With a simple turn of the key, it springs into life. Creating a guttural sound that seems to emanate from the toes, vibrate through your core, and tickle the primal nodes of the brain. This is a rumbling engine that not only speaks of the car, but it also speaks of an era. A time when big, heavy cars ruled the road. It was 1968 when this Ford Galaxie convertible came off the assembly line with untarnished vibrant red paint. Today the car shows some of its years on the road, but it has a classic beauty. It welcomes passengers to a spacious, leather-clad, back seat. The driver views the road over a sea of the red hood.
In the past, this is a vehicle that only a few die-hard classic car fans would possess. A car that a small number would drive. But that has all changed through a program from the Traverse City-based company Hagerty, called DriveShare. It opens the possibility of renting not only classic cars but even newer collectible cars.
On a chilly fall morning, we traveled with three women from southern California who came to northern Michigan to experience fall colors. And what better way to view the colors than with the top down on this classic car, no matter how chilly the weather.
“Renting one of the DriveShare classic cars feels like stepping into a time machine, a candy apple red time machine that is,” said Amanda Ostrove who took advantage of the classic fall color tour. “There was something about the nostalgic feeling it evoked while we drove through the gorgeous fall colors and bay views of Traverse City's Old Mission Peninsula that made the ride extra special."

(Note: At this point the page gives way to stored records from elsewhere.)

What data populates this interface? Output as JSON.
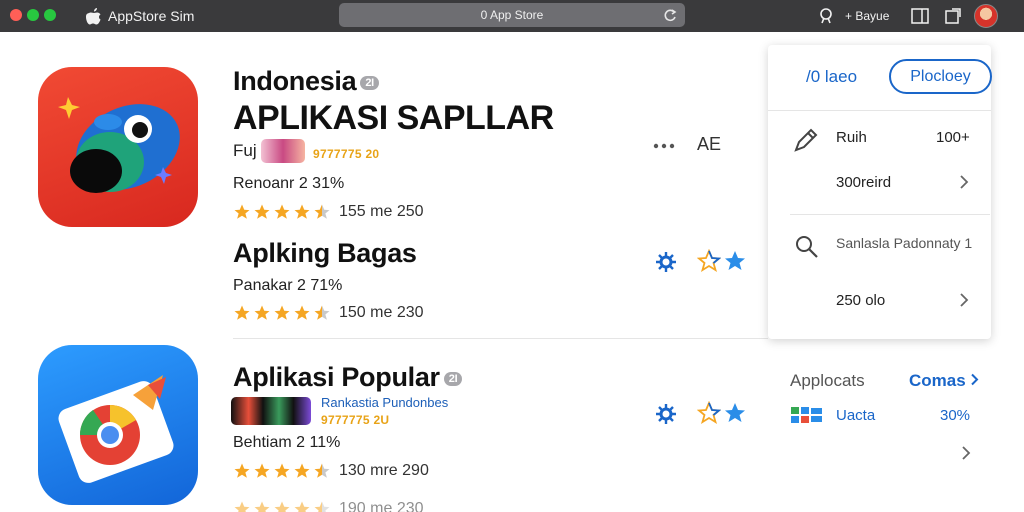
{
  "titlebar": {
    "app_name": "AppStore Sim",
    "url": "0 App Store",
    "right_label": "+ Bayue"
  },
  "apps": [
    {
      "title": "Indonesia",
      "badge": "2I",
      "headline": "APLIKASI SAPLLAR",
      "developer_prefix": "Fuj",
      "developer_sub": "9777775 20",
      "rating_text": "Renoanr 2 31%",
      "stars_count": "155 me 250",
      "star_value": 4.5
    },
    {
      "title": "Aplking Bagas",
      "rating_text": "Panakar 2 71%",
      "stars_count": "150 me 230",
      "star_value": 4.5
    },
    {
      "title": "Aplikasi Popular",
      "badge": "2I",
      "developer_name": "Rankastia Pundonbes",
      "developer_sub": "9777775 2U",
      "rating_text": "Behtiam 2 11%",
      "stars_count": "130 mre 290",
      "star_value": 4.5,
      "partial_count": "190 me 230"
    }
  ],
  "row_actions": {
    "more_text": "AE"
  },
  "panel": {
    "link": "/0 laeo",
    "button": "Plocloey",
    "rows": [
      {
        "label": "Ruih",
        "value": "100+"
      },
      {
        "label": "300reird"
      },
      {
        "label": "Sanlasla Padonnaty 1"
      },
      {
        "label": "250 olo"
      }
    ]
  },
  "lower_panel": {
    "label": "Applocats",
    "link": "Comas",
    "item_label": "Uacta",
    "item_value": "30%"
  },
  "colors": {
    "accent": "#1a66c9",
    "star": "#f5a623",
    "titlebar": "#3a3a3c"
  }
}
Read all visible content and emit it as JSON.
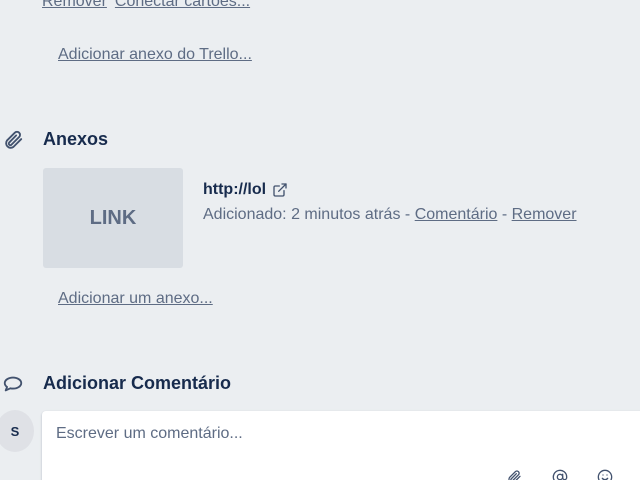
{
  "checklist_links": {
    "remove_label": "Remover",
    "connect_cards_label": "Conectar cartões..."
  },
  "trello_attachment": {
    "add_label": "Adicionar anexo do Trello..."
  },
  "attachments": {
    "title": "Anexos",
    "items": [
      {
        "thumb_label": "LINK",
        "name": "http://lol",
        "added_text": "Adicionado: 2 minutos atrás",
        "separator": "-",
        "comment_label": "Comentário",
        "remove_label": "Remover"
      }
    ],
    "add_label": "Adicionar um anexo..."
  },
  "comment": {
    "title": "Adicionar Comentário",
    "avatar_initial": "S",
    "placeholder": "Escrever um comentário..."
  },
  "icons": {
    "attachments_section": "paperclip-icon",
    "external_link": "external-link-icon",
    "comment_section": "comment-icon",
    "attach": "paperclip-icon",
    "mention": "at-icon",
    "emoji": "emoji-icon"
  },
  "colors": {
    "background": "#ebeef1",
    "text": "#172b4d",
    "muted": "#5e6c84",
    "thumb": "#d8dde3"
  }
}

The Hagerty DriveShare program operates not just in Traverse City, but around the entire country. Available cars can change on a regular basis. Locally it includes a 1958 Oldsmobile Super 88, a 1974 Toyota Land Cruiser, and a 1999 Porsche Boxster. They are rented by the owners for a variety of occasions, business meetings, weddings, family outings, or just for fun.
*Photos courtesy of Hagerty.
The car owners can make a little money on the rentals, but for many, it’s more an opportunity to share their passion for restoring classic cars. “We bought the car with the intent to share it with the public,” said Dan Bradfield, the owner of the Ford Galaxie. “If it doesn’t bring you joy, you shouldn’t have it in your life.” Bradfield is generous to share his passion whenever he can. He’s taken it to nursing homes and found ways to connect with residents who had happy memories around the car or vehicles like his. “There is always someone with a childhood connection to the car. Someone who has a happy memory attached to it.”
You might think Bradfield is on pins and needles when he rents out his car, but he’s not. “Oddly enough I don’t get nervous,” Bradfield said. “It’s special to us, but a car is nothing without the experience behind the wheel. We’d rather have it out making memories than sitting in a garage.”
Bradfield is a car guy. He can tell you that the guttural sound of the car comes from a big block, 390 engine with dual exhaust. For the three California passengers who took in the fall northern Michigan colors and braved the chilly temperature, it was more than the engine that made this ride special. It may have been the nostalgia, the top-down freedom of the drive, or just the smiles on the faces of those who stared at them as they drove down the road. For whatever reason, the Hagerty DriveShare experience was unique.
To get more information on the collectible car-sharing program explore http://www.driveshare.com/.